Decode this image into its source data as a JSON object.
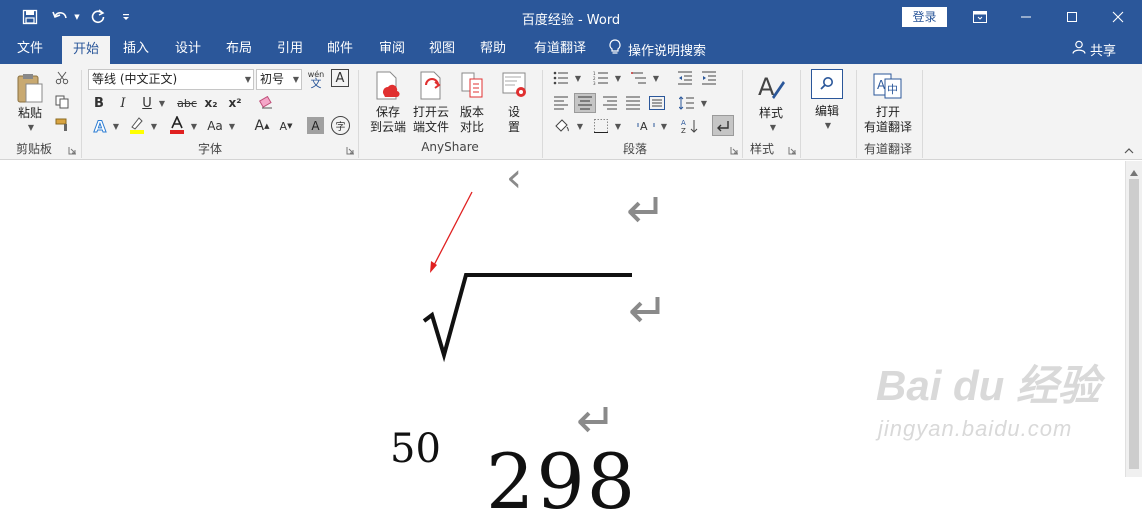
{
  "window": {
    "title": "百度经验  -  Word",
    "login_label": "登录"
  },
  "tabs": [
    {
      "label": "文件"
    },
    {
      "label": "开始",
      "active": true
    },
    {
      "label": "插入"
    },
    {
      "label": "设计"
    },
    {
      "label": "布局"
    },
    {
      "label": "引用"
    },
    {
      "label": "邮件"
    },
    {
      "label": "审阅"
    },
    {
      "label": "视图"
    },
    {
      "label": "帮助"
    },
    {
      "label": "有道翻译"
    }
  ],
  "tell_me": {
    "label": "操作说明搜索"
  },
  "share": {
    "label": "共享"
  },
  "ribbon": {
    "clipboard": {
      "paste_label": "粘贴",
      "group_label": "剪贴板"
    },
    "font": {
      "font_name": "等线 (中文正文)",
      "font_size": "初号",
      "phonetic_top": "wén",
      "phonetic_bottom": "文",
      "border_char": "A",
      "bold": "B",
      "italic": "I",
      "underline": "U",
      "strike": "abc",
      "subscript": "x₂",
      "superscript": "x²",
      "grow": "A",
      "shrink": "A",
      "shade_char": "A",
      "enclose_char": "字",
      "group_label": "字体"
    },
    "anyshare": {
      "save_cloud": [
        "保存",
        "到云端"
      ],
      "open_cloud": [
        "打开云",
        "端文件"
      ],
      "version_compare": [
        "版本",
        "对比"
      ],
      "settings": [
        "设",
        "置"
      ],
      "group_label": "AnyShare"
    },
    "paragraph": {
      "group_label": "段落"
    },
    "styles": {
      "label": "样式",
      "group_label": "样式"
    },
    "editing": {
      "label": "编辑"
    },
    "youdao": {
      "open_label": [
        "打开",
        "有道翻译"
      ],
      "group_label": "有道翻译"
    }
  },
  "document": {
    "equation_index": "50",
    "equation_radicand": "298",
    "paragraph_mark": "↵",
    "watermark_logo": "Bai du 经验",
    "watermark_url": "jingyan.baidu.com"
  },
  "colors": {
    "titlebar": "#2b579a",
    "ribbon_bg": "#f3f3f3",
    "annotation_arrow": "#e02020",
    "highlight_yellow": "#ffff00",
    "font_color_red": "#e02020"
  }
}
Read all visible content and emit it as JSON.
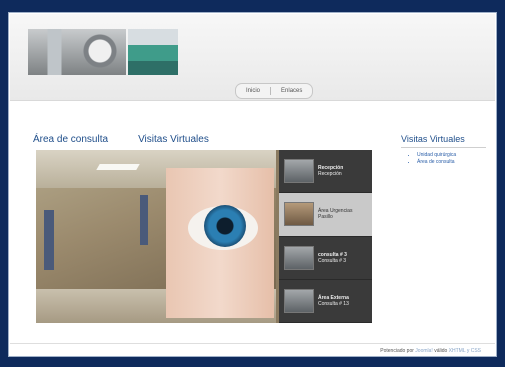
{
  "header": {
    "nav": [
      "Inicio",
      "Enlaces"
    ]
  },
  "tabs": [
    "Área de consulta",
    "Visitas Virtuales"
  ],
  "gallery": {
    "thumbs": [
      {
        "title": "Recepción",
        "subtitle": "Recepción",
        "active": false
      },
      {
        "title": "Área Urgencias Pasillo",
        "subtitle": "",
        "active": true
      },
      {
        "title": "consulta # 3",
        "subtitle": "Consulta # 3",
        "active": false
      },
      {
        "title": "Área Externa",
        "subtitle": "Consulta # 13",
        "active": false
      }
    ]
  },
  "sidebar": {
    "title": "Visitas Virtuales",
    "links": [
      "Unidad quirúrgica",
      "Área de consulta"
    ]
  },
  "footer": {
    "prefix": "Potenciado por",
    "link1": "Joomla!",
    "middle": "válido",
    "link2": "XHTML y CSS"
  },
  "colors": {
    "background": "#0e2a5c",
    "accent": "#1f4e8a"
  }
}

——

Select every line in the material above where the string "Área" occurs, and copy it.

    "Área de consulta",
        "title": "Área Urgencias Pasillo",
        "title": "Área Externa",
      "Área de consulta"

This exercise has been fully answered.